18-12-2007, 08:20 PM
Snorting ammonia? ? Wow. That would be fun (to watch). :horrified :yuck:

Ever tried crushed dock leaves as an antihistamine? It works rather well, and I haven't heard of any bad reactions. (Except to the docks.)

qazwsxokmijn
18-12-2007, 09:05 PM
Look at an Asian shop and ask for 'Kwan Loong' oil. It's meant to be for bruises and pains, but the oil also reduces itchiness as well. Doesn't smell bad, I actually like the smell - kinda minty.

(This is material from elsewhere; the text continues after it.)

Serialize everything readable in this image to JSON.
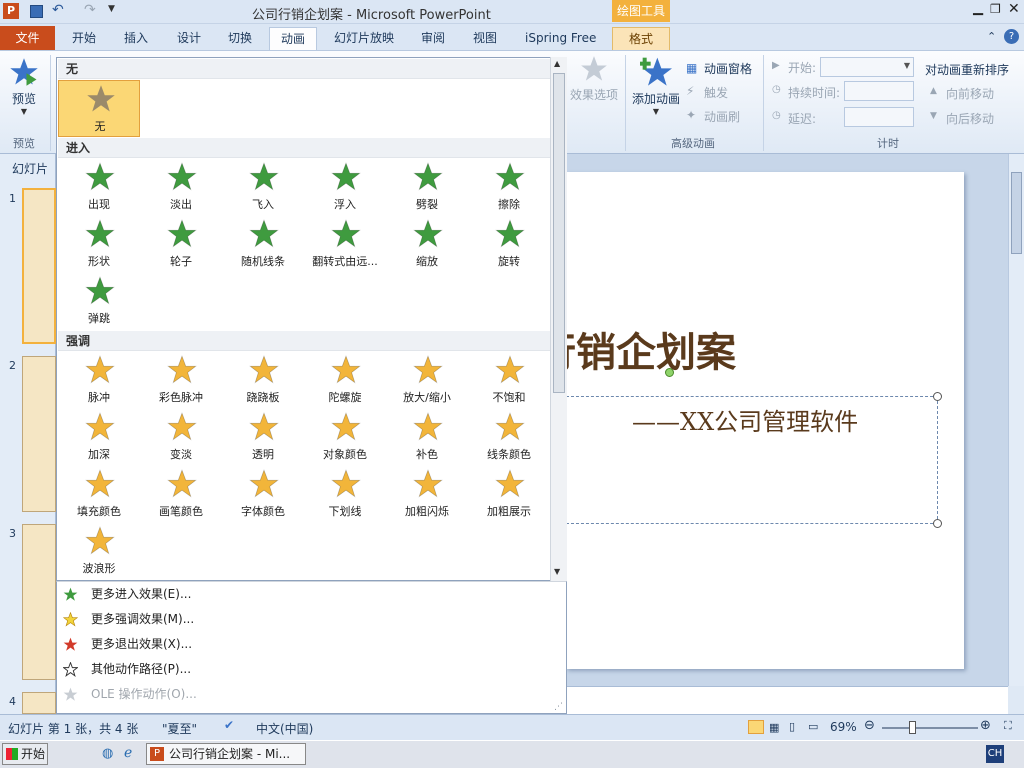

Trev
18-12-2007, 09:32 PM
Don't know if this is what you want. Had a work Christmas do today and everyone bought secret presents. I got a Mosquito and Bugg Zapper. It is in the shape of a small tennis racket and has wire mesh either side of it. It is powered by to AA batteries. To operate you hold in a little button when you are trying to kill insects and when they come in contact with the mesh it fries them. As I have a Robo can in my house I have been unable to try it, but I know it gives a bit of a kick, as I accidently touched both sides of the mesh while I had the button pushed in. ouch!!
:)

robbyp
18-12-2007, 10:19 PM
We use this one http://www.ecomist.com.au/ in part of our house where we have ants. Ants are really bad in the Hutt valley, and they even eat the carpet. It certainly keeps the ants away, and we know when it needs a new refill as the ants then come back. It is supposed to be natural, but I wouldn't put it in my bedroom.

BobM
19-12-2007, 10:51 PM
Cut the thick stem out of a dock leaf and roll the leaf up as tight as you can. Cut to length of cigarette & roll in a cigarette paper. About three puffs will make you forget all about the bugs & bites. ! ! !